The answer should be each line from the entries below that has the word "which" in it.

Extracted entries
***
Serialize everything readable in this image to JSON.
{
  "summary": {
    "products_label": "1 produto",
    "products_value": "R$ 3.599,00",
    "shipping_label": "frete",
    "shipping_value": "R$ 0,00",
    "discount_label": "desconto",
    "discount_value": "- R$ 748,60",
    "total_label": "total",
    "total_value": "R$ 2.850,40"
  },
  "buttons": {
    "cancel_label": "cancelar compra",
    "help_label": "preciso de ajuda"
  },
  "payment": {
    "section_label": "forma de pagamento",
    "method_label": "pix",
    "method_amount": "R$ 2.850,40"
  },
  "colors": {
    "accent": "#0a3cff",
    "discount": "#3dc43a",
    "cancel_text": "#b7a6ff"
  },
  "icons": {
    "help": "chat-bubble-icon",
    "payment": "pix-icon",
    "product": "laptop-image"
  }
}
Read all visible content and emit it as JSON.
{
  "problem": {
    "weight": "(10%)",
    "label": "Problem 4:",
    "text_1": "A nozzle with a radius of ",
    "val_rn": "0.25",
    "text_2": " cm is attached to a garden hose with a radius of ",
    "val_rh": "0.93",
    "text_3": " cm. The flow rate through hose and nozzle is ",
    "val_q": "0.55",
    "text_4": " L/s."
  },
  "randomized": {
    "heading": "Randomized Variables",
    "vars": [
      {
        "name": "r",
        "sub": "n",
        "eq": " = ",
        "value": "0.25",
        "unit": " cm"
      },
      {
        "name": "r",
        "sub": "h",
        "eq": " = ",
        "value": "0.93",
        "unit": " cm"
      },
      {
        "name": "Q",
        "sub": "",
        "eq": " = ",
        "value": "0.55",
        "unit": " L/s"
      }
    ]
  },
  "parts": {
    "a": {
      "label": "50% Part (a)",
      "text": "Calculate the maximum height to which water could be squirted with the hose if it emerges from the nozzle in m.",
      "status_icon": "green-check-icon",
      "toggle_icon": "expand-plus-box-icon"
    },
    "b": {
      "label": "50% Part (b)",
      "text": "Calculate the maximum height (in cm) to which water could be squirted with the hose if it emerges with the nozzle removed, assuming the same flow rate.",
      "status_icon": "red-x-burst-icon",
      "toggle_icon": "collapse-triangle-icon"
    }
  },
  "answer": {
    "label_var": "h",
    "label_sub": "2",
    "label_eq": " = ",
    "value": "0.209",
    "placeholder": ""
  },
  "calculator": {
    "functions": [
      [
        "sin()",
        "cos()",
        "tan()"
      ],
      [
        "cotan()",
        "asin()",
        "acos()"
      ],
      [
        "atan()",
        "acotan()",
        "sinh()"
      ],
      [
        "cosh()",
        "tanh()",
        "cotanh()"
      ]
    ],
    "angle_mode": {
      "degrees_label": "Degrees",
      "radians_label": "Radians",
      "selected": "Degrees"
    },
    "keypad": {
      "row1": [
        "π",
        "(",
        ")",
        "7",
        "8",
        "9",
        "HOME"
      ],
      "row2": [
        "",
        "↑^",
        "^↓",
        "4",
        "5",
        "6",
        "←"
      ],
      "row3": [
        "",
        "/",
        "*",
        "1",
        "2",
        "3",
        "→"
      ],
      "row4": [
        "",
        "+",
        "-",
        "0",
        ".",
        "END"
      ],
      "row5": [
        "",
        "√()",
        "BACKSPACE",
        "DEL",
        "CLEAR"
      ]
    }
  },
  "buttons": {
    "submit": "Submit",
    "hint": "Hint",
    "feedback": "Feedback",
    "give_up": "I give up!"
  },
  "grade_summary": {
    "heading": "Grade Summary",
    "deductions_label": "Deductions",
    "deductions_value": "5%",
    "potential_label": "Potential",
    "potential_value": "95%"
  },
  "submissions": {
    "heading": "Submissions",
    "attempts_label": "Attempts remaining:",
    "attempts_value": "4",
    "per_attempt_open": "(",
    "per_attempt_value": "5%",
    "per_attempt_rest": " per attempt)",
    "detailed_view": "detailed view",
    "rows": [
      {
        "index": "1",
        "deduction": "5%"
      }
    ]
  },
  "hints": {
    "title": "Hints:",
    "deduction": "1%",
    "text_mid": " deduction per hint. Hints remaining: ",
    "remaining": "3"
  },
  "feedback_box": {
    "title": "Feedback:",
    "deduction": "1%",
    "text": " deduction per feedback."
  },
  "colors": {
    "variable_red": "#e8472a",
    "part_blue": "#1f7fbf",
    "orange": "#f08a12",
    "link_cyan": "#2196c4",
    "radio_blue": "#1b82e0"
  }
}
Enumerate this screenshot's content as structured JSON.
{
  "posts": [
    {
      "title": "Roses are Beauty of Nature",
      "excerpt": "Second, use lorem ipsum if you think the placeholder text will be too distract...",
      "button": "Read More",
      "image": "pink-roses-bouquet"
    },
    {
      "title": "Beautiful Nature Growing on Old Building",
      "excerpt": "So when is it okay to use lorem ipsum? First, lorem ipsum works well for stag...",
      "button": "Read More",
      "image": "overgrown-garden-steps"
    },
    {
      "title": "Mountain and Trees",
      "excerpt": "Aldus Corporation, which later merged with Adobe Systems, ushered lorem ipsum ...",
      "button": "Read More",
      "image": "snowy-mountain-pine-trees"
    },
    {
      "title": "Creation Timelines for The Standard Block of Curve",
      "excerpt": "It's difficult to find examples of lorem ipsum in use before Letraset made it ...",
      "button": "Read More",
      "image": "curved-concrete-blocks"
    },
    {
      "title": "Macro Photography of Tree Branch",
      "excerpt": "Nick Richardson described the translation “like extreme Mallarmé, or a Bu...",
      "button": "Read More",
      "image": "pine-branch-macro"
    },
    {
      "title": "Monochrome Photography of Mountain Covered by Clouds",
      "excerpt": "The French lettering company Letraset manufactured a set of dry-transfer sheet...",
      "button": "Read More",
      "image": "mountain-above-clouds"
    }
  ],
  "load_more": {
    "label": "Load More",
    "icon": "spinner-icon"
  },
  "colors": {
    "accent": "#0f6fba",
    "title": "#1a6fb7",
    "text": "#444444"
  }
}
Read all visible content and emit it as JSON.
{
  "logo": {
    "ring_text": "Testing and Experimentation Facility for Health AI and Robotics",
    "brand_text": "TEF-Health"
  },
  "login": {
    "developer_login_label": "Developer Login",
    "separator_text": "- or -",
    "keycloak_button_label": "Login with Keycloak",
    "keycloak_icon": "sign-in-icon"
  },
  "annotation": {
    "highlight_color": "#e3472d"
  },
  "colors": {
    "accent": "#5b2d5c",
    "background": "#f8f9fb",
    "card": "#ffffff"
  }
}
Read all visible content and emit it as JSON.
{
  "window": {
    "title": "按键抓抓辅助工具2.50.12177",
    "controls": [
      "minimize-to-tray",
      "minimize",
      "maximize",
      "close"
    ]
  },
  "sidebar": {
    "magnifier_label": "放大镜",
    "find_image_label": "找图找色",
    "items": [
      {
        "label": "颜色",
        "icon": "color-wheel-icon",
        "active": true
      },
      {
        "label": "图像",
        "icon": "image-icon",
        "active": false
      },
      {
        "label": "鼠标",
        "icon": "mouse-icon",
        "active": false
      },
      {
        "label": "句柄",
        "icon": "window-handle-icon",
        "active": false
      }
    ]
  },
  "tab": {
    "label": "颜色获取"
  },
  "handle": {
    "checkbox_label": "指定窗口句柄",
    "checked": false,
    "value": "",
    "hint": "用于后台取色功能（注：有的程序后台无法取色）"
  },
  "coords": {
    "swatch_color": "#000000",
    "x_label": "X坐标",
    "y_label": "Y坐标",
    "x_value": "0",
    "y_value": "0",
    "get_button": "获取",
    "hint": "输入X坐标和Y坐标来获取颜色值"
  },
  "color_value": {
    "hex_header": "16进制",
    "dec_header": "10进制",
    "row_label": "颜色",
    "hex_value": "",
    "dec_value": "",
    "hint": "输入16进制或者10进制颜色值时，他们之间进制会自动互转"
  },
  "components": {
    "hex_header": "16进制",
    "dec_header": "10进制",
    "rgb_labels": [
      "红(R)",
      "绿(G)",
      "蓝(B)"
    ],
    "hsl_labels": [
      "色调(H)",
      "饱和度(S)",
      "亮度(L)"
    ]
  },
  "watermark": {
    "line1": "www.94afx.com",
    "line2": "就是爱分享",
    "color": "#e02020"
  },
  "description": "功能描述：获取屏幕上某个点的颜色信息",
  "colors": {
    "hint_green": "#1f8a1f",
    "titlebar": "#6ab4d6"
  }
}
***
Solution for this exercise
      "text": "Calculate the maximum height to which water could be squirted with the hose if it emerges from the nozzle in m.",
      "text": "Calculate the maximum height (in cm) to which water could be squirted with the hose if it emerges with the nozzle removed, assuming the same flow rate.",
      "excerpt": "Aldus Corporation, which later merged with Adobe Systems, ushered lorem ipsum ...",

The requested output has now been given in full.